▶ _WHAT IS NEEDED_:
Wherever the word "sheet" turns up in a line of the entries, copy that line.

▶ _INFORMATION SUPPLIED_:
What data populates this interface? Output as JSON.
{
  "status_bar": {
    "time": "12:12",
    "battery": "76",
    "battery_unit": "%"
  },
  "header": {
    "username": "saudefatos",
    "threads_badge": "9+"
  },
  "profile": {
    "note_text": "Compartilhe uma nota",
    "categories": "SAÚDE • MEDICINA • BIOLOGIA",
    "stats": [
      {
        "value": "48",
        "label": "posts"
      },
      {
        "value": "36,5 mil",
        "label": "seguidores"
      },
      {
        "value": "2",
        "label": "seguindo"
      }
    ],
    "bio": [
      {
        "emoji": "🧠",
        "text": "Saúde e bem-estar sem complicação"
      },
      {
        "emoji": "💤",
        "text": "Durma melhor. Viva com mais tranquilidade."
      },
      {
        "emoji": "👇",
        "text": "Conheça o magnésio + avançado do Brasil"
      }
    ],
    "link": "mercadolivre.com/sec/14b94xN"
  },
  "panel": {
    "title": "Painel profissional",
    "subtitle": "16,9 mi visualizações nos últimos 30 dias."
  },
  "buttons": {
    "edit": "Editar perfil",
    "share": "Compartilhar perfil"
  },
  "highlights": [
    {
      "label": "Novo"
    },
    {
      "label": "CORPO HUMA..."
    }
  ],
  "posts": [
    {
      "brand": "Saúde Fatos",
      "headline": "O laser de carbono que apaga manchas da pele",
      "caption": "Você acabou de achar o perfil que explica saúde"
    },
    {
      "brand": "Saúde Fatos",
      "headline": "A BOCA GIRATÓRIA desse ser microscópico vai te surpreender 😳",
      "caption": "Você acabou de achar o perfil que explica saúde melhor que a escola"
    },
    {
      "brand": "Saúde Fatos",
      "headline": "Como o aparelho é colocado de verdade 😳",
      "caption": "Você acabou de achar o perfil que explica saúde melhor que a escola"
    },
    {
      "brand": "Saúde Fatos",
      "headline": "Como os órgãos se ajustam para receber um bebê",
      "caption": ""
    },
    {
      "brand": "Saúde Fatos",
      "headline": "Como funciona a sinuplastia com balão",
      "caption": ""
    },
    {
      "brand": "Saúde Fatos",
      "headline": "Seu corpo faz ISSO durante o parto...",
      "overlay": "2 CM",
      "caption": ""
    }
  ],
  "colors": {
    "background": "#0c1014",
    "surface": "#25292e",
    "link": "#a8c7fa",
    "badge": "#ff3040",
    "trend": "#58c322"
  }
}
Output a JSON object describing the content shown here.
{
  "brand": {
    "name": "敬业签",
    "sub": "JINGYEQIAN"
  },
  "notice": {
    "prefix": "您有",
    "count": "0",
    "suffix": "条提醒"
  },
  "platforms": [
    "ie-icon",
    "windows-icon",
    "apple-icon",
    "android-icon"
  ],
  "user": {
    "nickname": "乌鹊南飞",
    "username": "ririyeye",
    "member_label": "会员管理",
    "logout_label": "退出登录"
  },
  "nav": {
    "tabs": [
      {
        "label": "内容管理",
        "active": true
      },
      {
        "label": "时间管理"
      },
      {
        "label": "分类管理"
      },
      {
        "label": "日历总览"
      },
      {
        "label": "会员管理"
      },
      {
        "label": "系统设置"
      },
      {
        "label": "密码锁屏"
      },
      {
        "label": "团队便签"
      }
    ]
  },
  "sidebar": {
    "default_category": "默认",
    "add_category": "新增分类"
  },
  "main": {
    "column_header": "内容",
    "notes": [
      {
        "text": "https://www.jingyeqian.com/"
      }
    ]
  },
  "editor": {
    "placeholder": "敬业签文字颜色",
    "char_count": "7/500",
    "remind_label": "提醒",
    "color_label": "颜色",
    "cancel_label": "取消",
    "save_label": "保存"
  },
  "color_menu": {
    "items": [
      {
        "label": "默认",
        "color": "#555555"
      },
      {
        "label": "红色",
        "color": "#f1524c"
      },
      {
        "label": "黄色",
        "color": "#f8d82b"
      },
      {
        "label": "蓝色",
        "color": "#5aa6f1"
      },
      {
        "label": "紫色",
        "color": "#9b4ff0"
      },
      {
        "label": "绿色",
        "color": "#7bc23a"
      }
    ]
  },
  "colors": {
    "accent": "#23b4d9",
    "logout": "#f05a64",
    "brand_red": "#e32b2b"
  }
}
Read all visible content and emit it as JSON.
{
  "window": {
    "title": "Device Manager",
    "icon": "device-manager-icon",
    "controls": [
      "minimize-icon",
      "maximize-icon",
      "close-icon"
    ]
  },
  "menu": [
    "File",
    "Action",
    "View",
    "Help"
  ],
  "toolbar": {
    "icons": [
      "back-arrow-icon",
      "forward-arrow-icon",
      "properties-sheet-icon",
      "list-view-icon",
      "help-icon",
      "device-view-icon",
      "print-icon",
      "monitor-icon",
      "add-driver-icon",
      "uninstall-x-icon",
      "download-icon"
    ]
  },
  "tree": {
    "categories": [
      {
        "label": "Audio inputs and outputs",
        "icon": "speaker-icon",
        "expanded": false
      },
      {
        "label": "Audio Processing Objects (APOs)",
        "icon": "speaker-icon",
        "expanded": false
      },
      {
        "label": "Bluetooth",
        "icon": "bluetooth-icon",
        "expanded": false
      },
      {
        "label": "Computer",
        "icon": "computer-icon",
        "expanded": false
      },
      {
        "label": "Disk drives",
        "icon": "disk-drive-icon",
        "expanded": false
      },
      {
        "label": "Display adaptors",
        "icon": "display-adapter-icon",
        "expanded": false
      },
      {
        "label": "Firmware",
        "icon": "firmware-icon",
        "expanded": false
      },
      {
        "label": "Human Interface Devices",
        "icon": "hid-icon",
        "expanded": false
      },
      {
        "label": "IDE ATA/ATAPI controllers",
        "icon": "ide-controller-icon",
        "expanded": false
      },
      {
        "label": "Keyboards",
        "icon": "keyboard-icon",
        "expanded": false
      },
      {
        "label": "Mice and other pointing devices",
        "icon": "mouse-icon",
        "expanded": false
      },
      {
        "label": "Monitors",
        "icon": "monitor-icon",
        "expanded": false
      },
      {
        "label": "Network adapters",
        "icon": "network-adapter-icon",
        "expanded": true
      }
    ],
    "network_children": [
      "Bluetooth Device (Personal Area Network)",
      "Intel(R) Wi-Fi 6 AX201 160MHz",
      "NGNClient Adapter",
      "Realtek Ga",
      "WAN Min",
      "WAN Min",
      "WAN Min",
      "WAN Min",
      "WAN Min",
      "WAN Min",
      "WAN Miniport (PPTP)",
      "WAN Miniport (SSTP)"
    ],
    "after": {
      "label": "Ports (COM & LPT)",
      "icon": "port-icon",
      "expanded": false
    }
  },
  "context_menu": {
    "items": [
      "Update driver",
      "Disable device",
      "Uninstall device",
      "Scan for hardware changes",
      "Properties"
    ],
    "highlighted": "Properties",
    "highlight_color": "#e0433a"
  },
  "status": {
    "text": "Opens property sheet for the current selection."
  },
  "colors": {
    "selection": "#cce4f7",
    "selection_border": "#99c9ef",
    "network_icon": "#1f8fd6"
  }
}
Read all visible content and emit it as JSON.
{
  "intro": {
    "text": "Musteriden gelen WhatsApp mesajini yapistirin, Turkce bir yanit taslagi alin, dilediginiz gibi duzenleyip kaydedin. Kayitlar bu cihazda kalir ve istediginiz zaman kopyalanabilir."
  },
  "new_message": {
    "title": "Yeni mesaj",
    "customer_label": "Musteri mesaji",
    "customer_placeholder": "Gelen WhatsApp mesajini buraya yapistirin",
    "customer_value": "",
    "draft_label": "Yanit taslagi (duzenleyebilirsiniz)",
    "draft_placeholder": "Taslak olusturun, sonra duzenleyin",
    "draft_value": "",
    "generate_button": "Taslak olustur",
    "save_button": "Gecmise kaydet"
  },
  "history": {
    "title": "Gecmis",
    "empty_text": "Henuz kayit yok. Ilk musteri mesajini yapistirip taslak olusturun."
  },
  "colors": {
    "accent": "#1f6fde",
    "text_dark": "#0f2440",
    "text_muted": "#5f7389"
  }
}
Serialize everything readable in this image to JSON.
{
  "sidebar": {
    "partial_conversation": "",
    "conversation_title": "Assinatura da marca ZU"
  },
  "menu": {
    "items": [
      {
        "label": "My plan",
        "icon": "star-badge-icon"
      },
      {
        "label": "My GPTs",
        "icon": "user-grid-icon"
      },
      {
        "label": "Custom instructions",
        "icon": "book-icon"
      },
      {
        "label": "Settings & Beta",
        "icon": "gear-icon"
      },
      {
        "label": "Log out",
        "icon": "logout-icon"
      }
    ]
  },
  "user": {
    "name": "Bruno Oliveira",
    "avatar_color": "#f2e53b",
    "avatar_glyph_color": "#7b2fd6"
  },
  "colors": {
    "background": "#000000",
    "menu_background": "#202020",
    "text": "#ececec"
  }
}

▶ _SOLUTION TO THE EXERCISE_:
      "properties-sheet-icon",
    "text": "Opens property sheet for the current selection."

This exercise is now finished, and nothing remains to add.